[Dataset rows describing interfaces]
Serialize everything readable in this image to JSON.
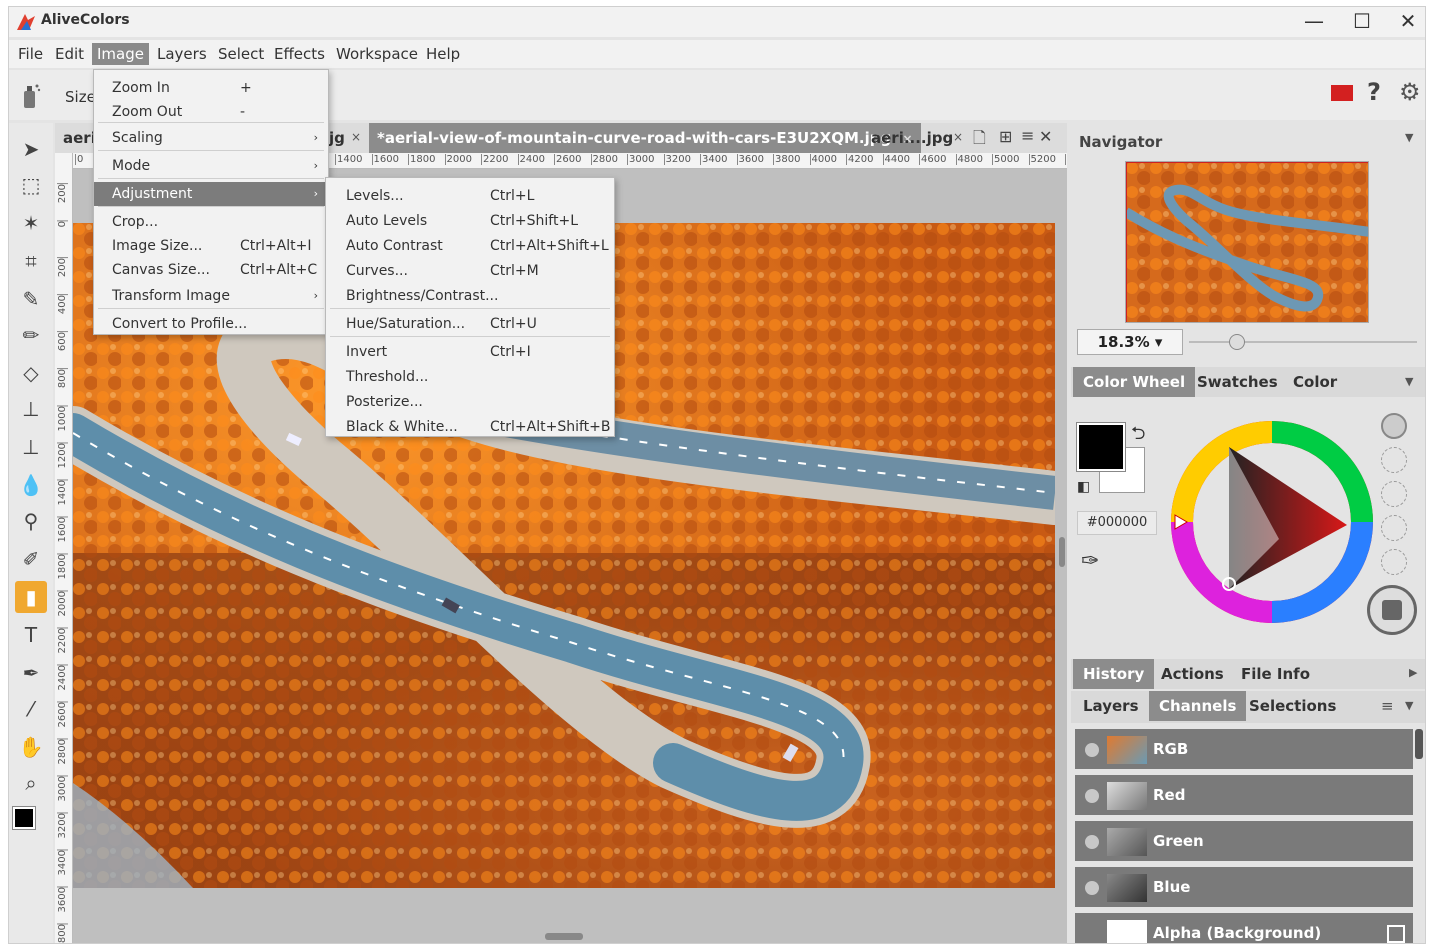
{
  "app": {
    "title": "AliveColors"
  },
  "menubar": [
    "File",
    "Edit",
    "Image",
    "Layers",
    "Select",
    "Effects",
    "Workspace",
    "Help"
  ],
  "options": {
    "size_label": "Size"
  },
  "tabs": {
    "left_partial": "aeri",
    "hidden_partial": "jg",
    "active": "*aerial-view-of-mountain-curve-road-with-cars-E3U2XQM.jpg",
    "other": "aeri....jpg",
    "close": "×"
  },
  "ruler": {
    "h_ticks": [
      "0",
      "1400",
      "1600",
      "1800",
      "2000",
      "2200",
      "2400",
      "2600",
      "2800",
      "3000",
      "3200",
      "3400",
      "3600",
      "3800",
      "4000",
      "4200",
      "4400",
      "4600",
      "4800",
      "5000",
      "5200",
      "54"
    ],
    "v_ticks": [
      "200",
      "0",
      "200",
      "400",
      "600",
      "800",
      "1000",
      "1200",
      "1400",
      "1600",
      "1800",
      "2000",
      "2200",
      "2400",
      "2600",
      "2800",
      "3000",
      "3200",
      "3400",
      "3600",
      "3800"
    ]
  },
  "image_menu": [
    {
      "label": "Zoom In",
      "shortcut": "+"
    },
    {
      "label": "Zoom Out",
      "shortcut": "-"
    },
    {
      "label": "Scaling",
      "submenu": true
    },
    {
      "label": "Mode",
      "submenu": true
    },
    {
      "label": "Adjustment",
      "submenu": true,
      "highlight": true
    },
    {
      "label": "Crop..."
    },
    {
      "label": "Image Size...",
      "shortcut": "Ctrl+Alt+I"
    },
    {
      "label": "Canvas Size...",
      "shortcut": "Ctrl+Alt+C"
    },
    {
      "label": "Transform Image",
      "submenu": true
    },
    {
      "label": "Convert to Profile..."
    }
  ],
  "adjustment_menu": [
    {
      "label": "Levels...",
      "shortcut": "Ctrl+L"
    },
    {
      "label": "Auto Levels",
      "shortcut": "Ctrl+Shift+L"
    },
    {
      "label": "Auto Contrast",
      "shortcut": "Ctrl+Alt+Shift+L"
    },
    {
      "label": "Curves...",
      "shortcut": "Ctrl+M"
    },
    {
      "label": "Brightness/Contrast...",
      "shortcut": ""
    },
    {
      "label": "Hue/Saturation...",
      "shortcut": "Ctrl+U"
    },
    {
      "label": "Invert",
      "shortcut": "Ctrl+I"
    },
    {
      "label": "Threshold...",
      "shortcut": ""
    },
    {
      "label": "Posterize...",
      "shortcut": ""
    },
    {
      "label": "Black & White...",
      "shortcut": "Ctrl+Alt+Shift+B"
    }
  ],
  "navigator": {
    "title": "Navigator",
    "zoom": "18.3%",
    "zoom_fraction": 0.22
  },
  "color_panel": {
    "tabs": [
      "Color Wheel",
      "Swatches",
      "Color"
    ],
    "hex": "#000000",
    "foreground": "#000000",
    "background": "#ffffff"
  },
  "history_tabs": [
    "History",
    "Actions",
    "File Info"
  ],
  "layer_tabs": [
    "Layers",
    "Channels",
    "Selections"
  ],
  "channels": [
    "RGB",
    "Red",
    "Green",
    "Blue",
    "Alpha (Background)"
  ],
  "colors": {
    "accent": "#f0a830",
    "menu_highlight": "#7c7c7c",
    "tab_active": "#8c8c8c",
    "close_red": "#d32020"
  }
}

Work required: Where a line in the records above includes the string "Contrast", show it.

Result of this exercise:
      "label": "Auto Contrast",
      "label": "Brightness/Contrast...",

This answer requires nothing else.